One of my favorite things to read/look at is Humans of New York. I love the rawness of the stories, and the perspective it allows the reader to gain.
A post today was of a woman who found out her husband was cheating, stayed with him for the children, then was later told by a physician that she needed to be tested for AIDS because he had contracted the disease. This really struck a chord with me and reminded me of a painful story of my own.
Four years ago, I was married to my son’s father. At the time, we had been married for three years. I would say we were “going through a rough patch,” as they say, but I can honestly not remember an extended period of time what it was smooth. I thought that’s just how living with another adult was, I never knew otherwise. After years of belligerent, often drunken, fighting, I sobered up while he continued to drink heavily, stay out all night, and at times, come home and get violent.
Fights with my high school boyfriend years before were more threatening and frightening, and again, I didn’t really have an idea of what was normal. With newly sobered eyes, I knew that things weren’t okay, but I was trying to save my marriage. Things continued on like this, and days within me being sober for six months, I came home to my crying husband.
I’ve never met someone who frowned so deeply–the corners of his mouth would nearly reach his Adam’s apple, tears hanging on as long as they could muster. His cheeks were aflush, eyes glossed over, and his face, it was stained with tears.
“What’s wrong? Are you okay?”
He wasn’t okay. It took him a few unsettling moments to get the words out.
He went to a have a lab test done. He didn’t understand why he was always so sick. He was always getting rashes and feeling pain and it didn’t make sense, until it did make sense. He went to take a lab test to see if he had HIV. To see if HIV could be the reason for his ailments (rather than the all around despicable way he treated his body).
I shrugged it off. “You don’t need to worry about that! I had tests for all STDs when I was pregnant. Stop worrying yourself! I can’t believe you went and actually paid for a test.”
There’s a look that you receive, and when you get it, you know. Nothing more needs to be said, you can feel words and thoughts and images and the heaviness of secrecy pushing from behind the other person’s eyes. You see that, and you know.
It happened once, and it was a year prior.
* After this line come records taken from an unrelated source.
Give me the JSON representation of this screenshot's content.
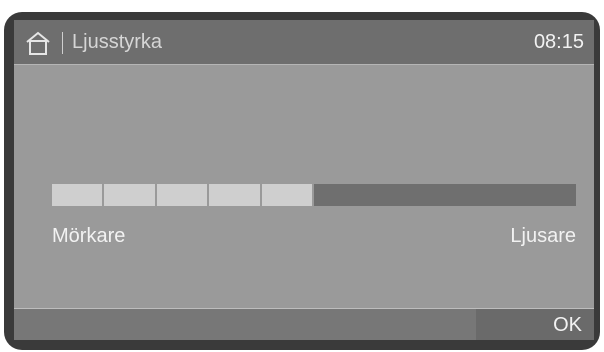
{
  "header": {
    "title": "Ljusstyrka",
    "time": "08:15",
    "home_icon": "home-icon"
  },
  "brightness": {
    "total_segments": 10,
    "active_segments": 5,
    "label_left": "Mörkare",
    "label_right": "Ljusare"
  },
  "footer": {
    "ok_label": "OK"
  },
  "colors": {
    "screen_bg": "#9a9a9a",
    "header_bg": "#6e6e6e",
    "segment_on": "#cfcfcf",
    "segment_off": "#6f6f6f",
    "text": "#f2f2f2"
  }
}
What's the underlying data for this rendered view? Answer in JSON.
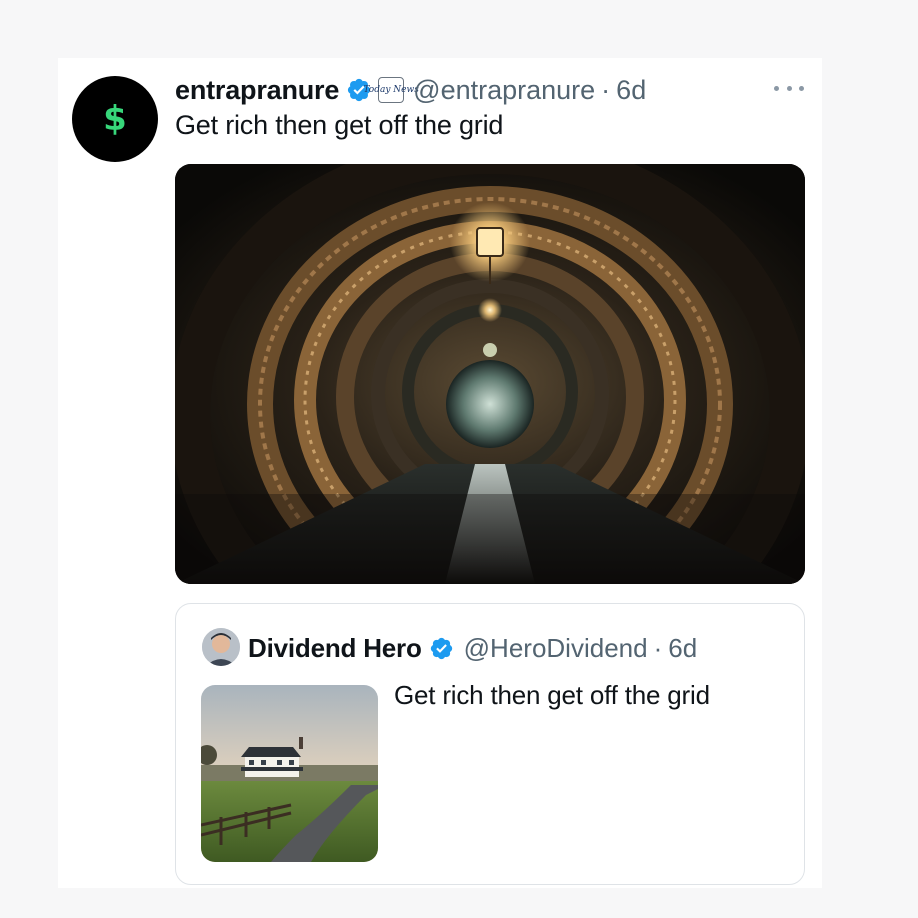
{
  "tweet": {
    "avatar_symbol": "$",
    "display_name": "entrapranure",
    "affiliate_badge_text": "Today News",
    "handle": "@entrapranure",
    "separator": "·",
    "time": "6d",
    "text": "Get rich then get off the grid",
    "more_icon": "more-horizontal-icon",
    "media_description_icon": "tunnel-photo"
  },
  "quote": {
    "display_name": "Dividend Hero",
    "handle": "@HeroDividend",
    "separator": "·",
    "time": "6d",
    "text": "Get rich then get off the grid",
    "thumbnail_icon": "farmhouse-photo"
  },
  "colors": {
    "verified": "#1d9bf0",
    "secondary_text": "#536471",
    "avatar_bg": "#000000",
    "avatar_symbol": "#37d67a",
    "quote_border": "#dfe3e7"
  }
}
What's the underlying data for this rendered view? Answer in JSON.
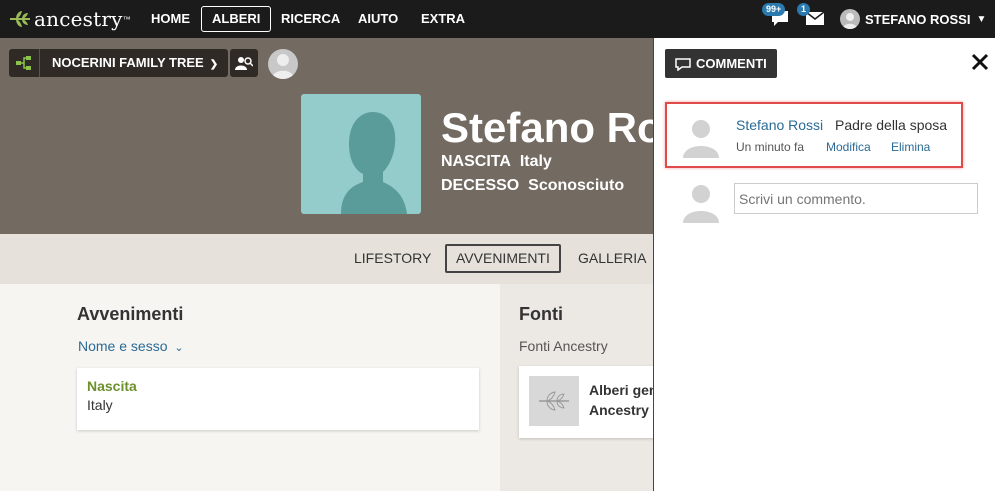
{
  "nav": {
    "logo_text": "ancestry",
    "items": [
      "HOME",
      "ALBERI",
      "RICERCA",
      "AIUTO",
      "EXTRA"
    ],
    "active": "ALBERI",
    "messages_badge": "99+",
    "mail_badge": "1",
    "user_name": "STEFANO ROSSI"
  },
  "tree": {
    "name": "NOCERINI FAMILY TREE"
  },
  "person": {
    "name": "Stefano Rossi",
    "birth_label": "NASCITA",
    "birth_value": "Italy",
    "death_label": "DECESSO",
    "death_value": "Sconosciuto"
  },
  "tabs": [
    "LIFESTORY",
    "AVVENIMENTI",
    "GALLERIA"
  ],
  "active_tab": "AVVENIMENTI",
  "events": {
    "title": "Avvenimenti",
    "filter": "Nome e sesso",
    "card_title": "Nascita",
    "card_value": "Italy"
  },
  "sources": {
    "title": "Fonti",
    "subtitle": "Fonti Ancestry",
    "card_line1": "Alberi gen",
    "card_line2": "Ancestry"
  },
  "comments": {
    "button_label": "COMMENTI",
    "author": "Stefano Rossi",
    "text": "Padre della sposa",
    "time": "Un minuto fa",
    "edit": "Modifica",
    "delete": "Elimina",
    "input_placeholder": "Scrivi un commento."
  },
  "colors": {
    "nav_bg": "#1b1b1b",
    "header_bg": "#736a62",
    "portrait_bg": "#93cccb",
    "link": "#2a6a94",
    "event_green": "#6d8f2c",
    "highlight": "#e04a4a",
    "badge": "#2a7ab0"
  }
}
He thought about it all the time and felt guilty all the time. Not a moment went by without guilt and remorse. “Where was I?” “You were here. At home, with our son.” He had been thinking this whole time that he had contracted the disease, and that explained why he was so prone to sickness. The test would take a few days before he would hear the results, and waiting was so nerve-wracking, he needed to talk to someone, anyone. What would he do? He felt so bad. What if he gave it to our son?
I let him get it all out, and I interrogated him about who and where and what and why. As if the answers would make it better, as if sharing that part of the experience with me in words would matter against the fact that he shared himself with someone else. How naive.
After hearing it all out, I took a look around the room, shrugged my shoulders, and said, “So that’s why things have been so bad. You must have felt so guilty. You know what? If you have it, then I have it and we have it. We’ll just move to the beach and live well as long as we can. I love you.”
That was January 3. He didn’t have HIV, he had hypochondria. On April 1, after months of one-sided attempts at a happy marriage, I threw my hands up in the air. I couldn’t save what was never really there.